Any true course correction in a ship the size of Lexus can only come from the top, and in this case it did: Akio Toyoda, the CEO and president of Toyota Motor Company, is a true automotive believer who races cars. He was determined to make Lexus’ cars interesting and fast. He also made his first appearance at the Detroit show yesterday, personally presenting the LC 500.
The LFA’s decade-long development was pushed by Toyoda, who demanded that they get it right. The car had a carbon-fiber tub, carbon-ceramic brakes and a 552-horsepower, naturally-aspirated V-10 engine. Top speed was 202 miles per hour. In true supercar fashion, only 500 LFA models were produced.
I test drove a prototype in 2010. The interior was coated in crazy-supple red leather, the seats were narrow and the cabin tight. It had the same nav system found in the LS executive sedan.
But the rest of it? Straight up racecar. I drove it on a racetrack in New Jersey, and the engine crackled behind me like an F1 racer. It was seriously quick, and demanded real skill. You could get in trouble with this car, and that’s a compliment. Actually, I was struck at just how hardcore it really was. Many owners would never take it to a track, and it seemed unlikely they would love its sharp-elbowed nature while tooling around Beverly Hills.
Interestingly, values have remained pretty strong: about $335,000, according to McKeel Hagerty, the CEO of Hagerty, which insures and helps valuate collector cars. "Despite having DNA that is non-traditional, the LFA meets and even exceeds the object-of-desire test," he told me when asked about the LFA and Lexus’ general credibility. "In this case that includes limited production, a sense of the unexpected, and an active and professional brand behind it. Lexus will be building onto their performance brand, and this will forever be the start of it."

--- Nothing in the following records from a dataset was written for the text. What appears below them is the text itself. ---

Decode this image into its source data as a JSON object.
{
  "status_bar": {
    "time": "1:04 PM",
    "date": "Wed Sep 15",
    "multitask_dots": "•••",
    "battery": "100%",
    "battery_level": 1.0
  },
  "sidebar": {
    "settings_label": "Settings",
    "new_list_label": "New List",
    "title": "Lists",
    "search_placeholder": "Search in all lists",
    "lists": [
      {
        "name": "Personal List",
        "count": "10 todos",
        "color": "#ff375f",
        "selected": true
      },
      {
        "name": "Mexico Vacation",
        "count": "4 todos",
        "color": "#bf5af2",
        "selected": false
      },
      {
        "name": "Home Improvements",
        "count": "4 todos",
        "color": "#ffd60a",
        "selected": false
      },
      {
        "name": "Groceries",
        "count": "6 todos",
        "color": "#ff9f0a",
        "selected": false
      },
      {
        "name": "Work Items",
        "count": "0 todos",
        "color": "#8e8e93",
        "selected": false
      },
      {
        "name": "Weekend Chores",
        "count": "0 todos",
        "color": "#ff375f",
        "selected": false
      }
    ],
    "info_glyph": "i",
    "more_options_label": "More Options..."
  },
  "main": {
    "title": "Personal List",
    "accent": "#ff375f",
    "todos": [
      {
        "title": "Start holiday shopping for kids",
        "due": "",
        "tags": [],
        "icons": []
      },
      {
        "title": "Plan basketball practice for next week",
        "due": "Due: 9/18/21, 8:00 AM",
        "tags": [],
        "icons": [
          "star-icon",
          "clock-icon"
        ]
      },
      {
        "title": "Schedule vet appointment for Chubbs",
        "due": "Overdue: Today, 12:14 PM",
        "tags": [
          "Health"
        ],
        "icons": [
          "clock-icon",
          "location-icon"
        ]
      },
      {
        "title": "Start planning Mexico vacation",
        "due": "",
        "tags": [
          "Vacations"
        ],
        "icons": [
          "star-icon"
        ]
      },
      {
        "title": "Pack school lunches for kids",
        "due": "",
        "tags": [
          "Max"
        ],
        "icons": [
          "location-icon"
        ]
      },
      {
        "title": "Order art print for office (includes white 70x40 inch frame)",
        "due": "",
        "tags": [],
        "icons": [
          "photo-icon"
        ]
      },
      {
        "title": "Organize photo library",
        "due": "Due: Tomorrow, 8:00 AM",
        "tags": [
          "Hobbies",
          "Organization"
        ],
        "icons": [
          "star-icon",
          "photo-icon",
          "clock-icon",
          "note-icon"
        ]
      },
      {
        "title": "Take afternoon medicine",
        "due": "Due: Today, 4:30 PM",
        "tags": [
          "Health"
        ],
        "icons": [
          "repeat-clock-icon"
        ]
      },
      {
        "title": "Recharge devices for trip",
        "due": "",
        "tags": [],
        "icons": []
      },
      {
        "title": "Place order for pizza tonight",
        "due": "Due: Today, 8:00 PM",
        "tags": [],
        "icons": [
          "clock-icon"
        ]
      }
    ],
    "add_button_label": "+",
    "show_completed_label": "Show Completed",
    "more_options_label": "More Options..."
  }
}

There’s no arguing that it is bold and will be noticed
A supercar is one thing, but a car that can compete with the likes of the BMW M4 is another — and there, too, Lexus has a contender. The RC F is a $63,000-plus coupe with 467 hp, and it is infinitely better — and more fun — than any of my colleagues tend to let on. It uses real torque vectoring to help the car turn. And if you choose the right setup of the sport and traction control settings, you can transform the car into a fabulous, sideways-drifting plaything. I took it out for a long day at a racetrack in New Orleans last year, and thoroughly burned up a set of tires doing some pretty nutty tricks.
It is telling that the LC 500 will use the same naturally breathing 5.0-liter V-8 as the RC F. Lexus could have gone the route of a hybrid, like the new Acura NSX, or a twin-turbo unit like everyone from Cadillac to BMW.
But the unassisted engine, with 467 hp and 389 pound-feet of torque, gives the best level of finite control. Power builds naturally and a driver can make very small modulations. It sounds great, too. To me, it shows that Lexus remains serious about the lessons it gleaned from the LFA.
For the same reasons, the LC will be rear-wheel drive rather than all-wheel drive. At 187.4 inches, it’s a bit longer than a BMW M4, but shorter than the Bentley Continental GT. Its body is mainly built from high-strength steel instead of using high-tech materials du jour like aluminum or carbon-fiber. That’ll save costs, but keep it from playing in the $200,000 category.
Reaction seems to be positive
As for its styling, it is a matter of opinion. In and around Detroit’s Cobo Center this week, the home of NAIAS, reaction seems to be positive. The production model hews surprisingly close to the original concept, and there’s no arguing that it is bold and will be noticed.
And maybe, just maybe, it will be the car that finally wins Lexus some respect.